Int2  Int3

 One of our many bridges.                     Trail crew installed many feet of Roman Roads.

Several reroutes with features were added throughout the trail to go around wet areas and to change the monotony of a straight line for over 400-1500’.  One of the best ones is to the east end where it meets Passing the Horizon and Homestead.  We had the chance to use some natural boulders that were 10x12x20’ and we linked several together with different rock faces to take.  We even added in some downhill berm turns.


Tim and Walt buffing out a downhill berm

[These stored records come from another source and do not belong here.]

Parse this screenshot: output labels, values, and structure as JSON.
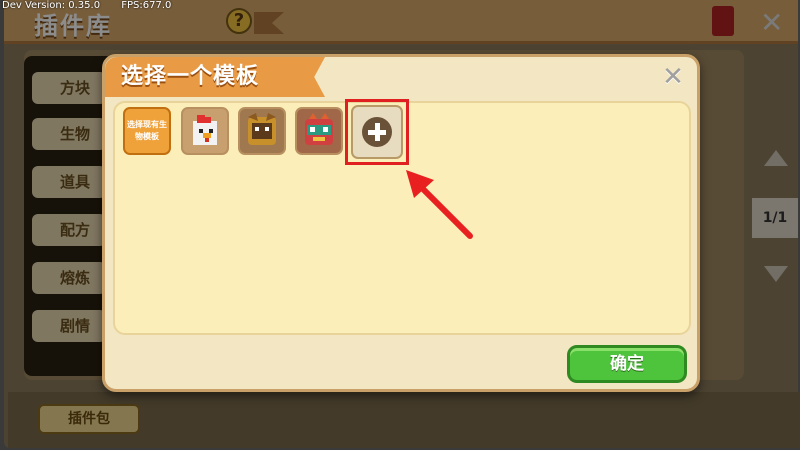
{
  "debug": {
    "dev_version": "Dev Version: 0.35.0",
    "fps": "FPS:677.0"
  },
  "background": {
    "title": "插件库",
    "help_icon_text": "?",
    "tabs": [
      "方块",
      "生物",
      "道具",
      "配方",
      "熔炼",
      "剧情"
    ],
    "page_indicator": "1/1",
    "plugin_pack_button": "插件包"
  },
  "modal": {
    "title": "选择一个模板",
    "select_existing_label": "选择现有生物模板",
    "templates": [
      {
        "icon": "chicken-icon"
      },
      {
        "icon": "wolf-armor-icon"
      },
      {
        "icon": "masked-creature-icon"
      }
    ],
    "add_icon": "plus-icon",
    "confirm_label": "确定",
    "colors": {
      "accent": "#e89a45",
      "panel": "#fbeeb9",
      "confirm": "#4ec33c",
      "highlight": "#e02020"
    }
  }
}
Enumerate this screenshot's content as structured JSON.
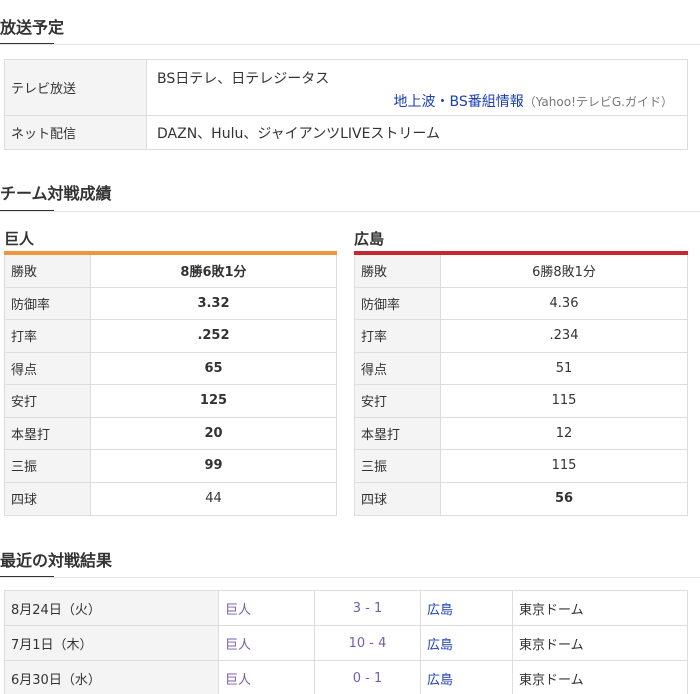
{
  "broadcast": {
    "title": "放送予定",
    "tv_label": "テレビ放送",
    "tv_value": "BS日テレ、日テレジータス",
    "tv_link": "地上波・BS番組情報",
    "tv_link_note": "（Yahoo!テレビG.ガイド）",
    "net_label": "ネット配信",
    "net_value": "DAZN、Hulu、ジャイアンツLIVEストリーム"
  },
  "matchup": {
    "title": "チーム対戦成績",
    "colors": {
      "giants": "#f0963c",
      "carp": "#c8282d"
    },
    "teams": [
      {
        "name": "巨人",
        "stats": [
          {
            "label": "勝敗",
            "value": "8勝6敗1分",
            "bold": true
          },
          {
            "label": "防御率",
            "value": "3.32",
            "bold": true
          },
          {
            "label": "打率",
            "value": ".252",
            "bold": true
          },
          {
            "label": "得点",
            "value": "65",
            "bold": true
          },
          {
            "label": "安打",
            "value": "125",
            "bold": true
          },
          {
            "label": "本塁打",
            "value": "20",
            "bold": true
          },
          {
            "label": "三振",
            "value": "99",
            "bold": true
          },
          {
            "label": "四球",
            "value": "44",
            "bold": false
          }
        ]
      },
      {
        "name": "広島",
        "stats": [
          {
            "label": "勝敗",
            "value": "6勝8敗1分",
            "bold": false
          },
          {
            "label": "防御率",
            "value": "4.36",
            "bold": false
          },
          {
            "label": "打率",
            "value": ".234",
            "bold": false
          },
          {
            "label": "得点",
            "value": "51",
            "bold": false
          },
          {
            "label": "安打",
            "value": "115",
            "bold": false
          },
          {
            "label": "本塁打",
            "value": "12",
            "bold": false
          },
          {
            "label": "三振",
            "value": "115",
            "bold": false
          },
          {
            "label": "四球",
            "value": "56",
            "bold": true
          }
        ]
      }
    ]
  },
  "results": {
    "title": "最近の対戦結果",
    "rows": [
      {
        "date": "8月24日（火）",
        "home": "巨人",
        "score": "3 - 1",
        "away": "広島",
        "stadium": "東京ドーム"
      },
      {
        "date": "7月1日（木）",
        "home": "巨人",
        "score": "10 - 4",
        "away": "広島",
        "stadium": "東京ドーム"
      },
      {
        "date": "6月30日（水）",
        "home": "巨人",
        "score": "0 - 1",
        "away": "広島",
        "stadium": "東京ドーム"
      }
    ]
  }
}
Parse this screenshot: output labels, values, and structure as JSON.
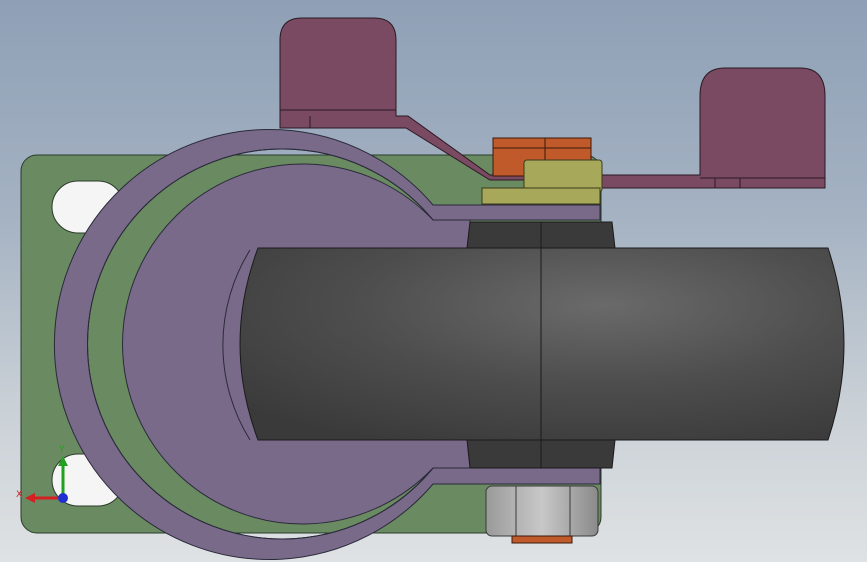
{
  "viewport": {
    "background_top": "#8fa0b6",
    "background_bottom": "#dfe2e4"
  },
  "parts": {
    "base_plate": {
      "color": "#6a8a62",
      "icon": "mounting-plate"
    },
    "fork_bracket": {
      "color": "#7a6a8a",
      "icon": "caster-fork"
    },
    "brake_pedal": {
      "color": "#7a4a62",
      "icon": "brake-lever"
    },
    "wheel": {
      "color": "#4a4a4a",
      "icon": "caster-wheel"
    },
    "hub_nut": {
      "color": "#8a8a8a",
      "icon": "hex-nut"
    },
    "top_nut": {
      "color": "#c05a2a",
      "icon": "hex-nut"
    },
    "washer": {
      "color": "#a8a85a",
      "icon": "washer"
    }
  },
  "triad": {
    "x_label": "X",
    "y_label": "Y",
    "x_color": "#d42020",
    "y_color": "#22a022",
    "z_color": "#2030d0"
  }
}
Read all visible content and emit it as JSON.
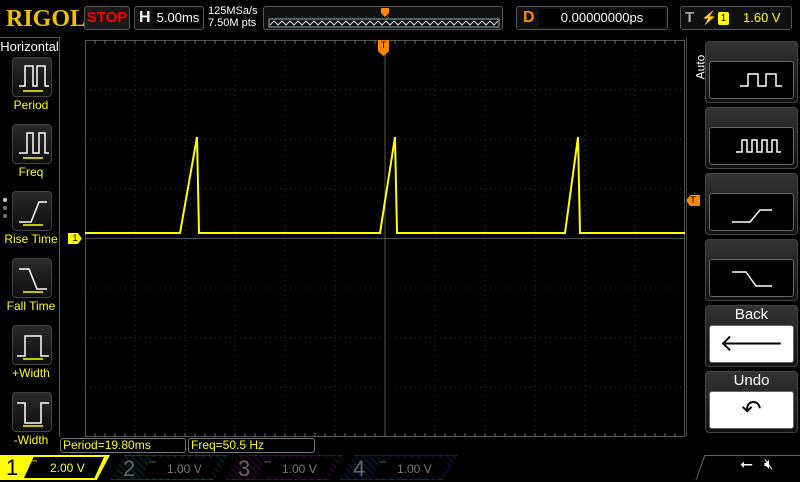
{
  "header": {
    "logo": "RIGOL",
    "run_state": "STOP",
    "timebase_label": "H",
    "timebase": "5.00ms",
    "sample_rate": "125MSa/s",
    "memory_depth": "7.50M pts",
    "delay_label": "D",
    "delay": "0.00000000ps",
    "trigger_label": "T",
    "trigger_channel": "1",
    "trigger_level": "1.60 V"
  },
  "left_menu": {
    "title": "Horizontal",
    "items": [
      {
        "label": "Period",
        "icon": "period-icon"
      },
      {
        "label": "Freq",
        "icon": "freq-icon"
      },
      {
        "label": "Rise Time",
        "icon": "rise-time-icon"
      },
      {
        "label": "Fall Time",
        "icon": "fall-time-icon"
      },
      {
        "label": "+Width",
        "icon": "positive-width-icon"
      },
      {
        "label": "-Width",
        "icon": "negative-width-icon"
      }
    ]
  },
  "right_menu": {
    "title": "Auto",
    "items": [
      {
        "label": "",
        "icon": "square-wave-icon"
      },
      {
        "label": "",
        "icon": "fast-square-wave-icon"
      },
      {
        "label": "",
        "icon": "rising-edge-icon"
      },
      {
        "label": "",
        "icon": "falling-edge-icon"
      },
      {
        "label": "Back",
        "icon": "back-arrow-icon"
      },
      {
        "label": "Undo",
        "icon": "undo-icon"
      }
    ]
  },
  "measurements": [
    "Period=19.80ms",
    "Freq=50.5 Hz"
  ],
  "channels": [
    {
      "num": "1",
      "scale": "2.00 V",
      "color": "#ffff00",
      "active": true
    },
    {
      "num": "2",
      "scale": "1.00 V",
      "color": "#00a0a0"
    },
    {
      "num": "3",
      "scale": "1.00 V",
      "color": "#c000c0"
    },
    {
      "num": "4",
      "scale": "1.00 V",
      "color": "#0060ff"
    }
  ],
  "colors": {
    "ch1": "#ffff00",
    "trigger": "#ff8800"
  }
}
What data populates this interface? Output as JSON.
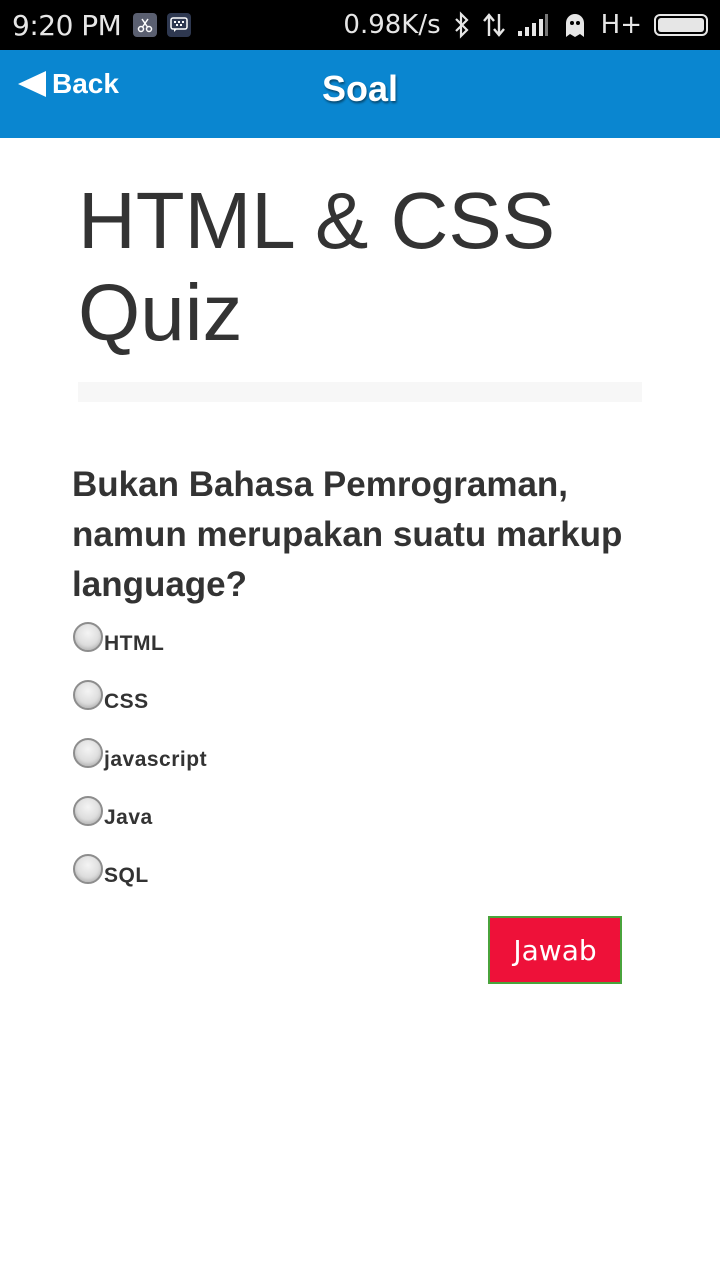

Probably one the most ambitious and creative but yet functional projects was installing a new approach to International and Homestead through the old apple orchard and settlers cabin. We created a series of chicanes and switchback to climb from 700’-900’.  Nice long rest areas in between short steep turning elevation changes with a few omega turns to get some speed.  An omega turn is one that climbs in elevation, makes a directional change of over 180 degrees and puts in a little downhill glide after you make the elevation turn.  They are unique and a blast to ride.  All in all, it was a pleasure with our crew, Ben and Jerry’s, Dealer.com and volunteers on trail nites renovating a trail that was almost a rushing creek.


An example of an Omega turn

Maiden and International make an interesting, challenging, scenic, fun 3-mile loop to start your ride, make it your ride or to get to one of the upper trails.  Remember these are multi use trails and you will see all levels on them so recreate appropriately and yield to the novice and slower mover.  Nest issue part 3 Dragons’ Tail.


Volunteer night on International reroute

The Recreation Trails Program Grant is one major way that we fund our trails. Membership fees contribute a lot, too, but we’re always fundraising. If you haven’t checked out $5 a Foot Fundraiser, where we raffling off any size Giant Trance Advanced (carbon!), for just $5 a chance.

Raffle ends August 15th – Sign up Now!


Check Trail Conditions More Info Here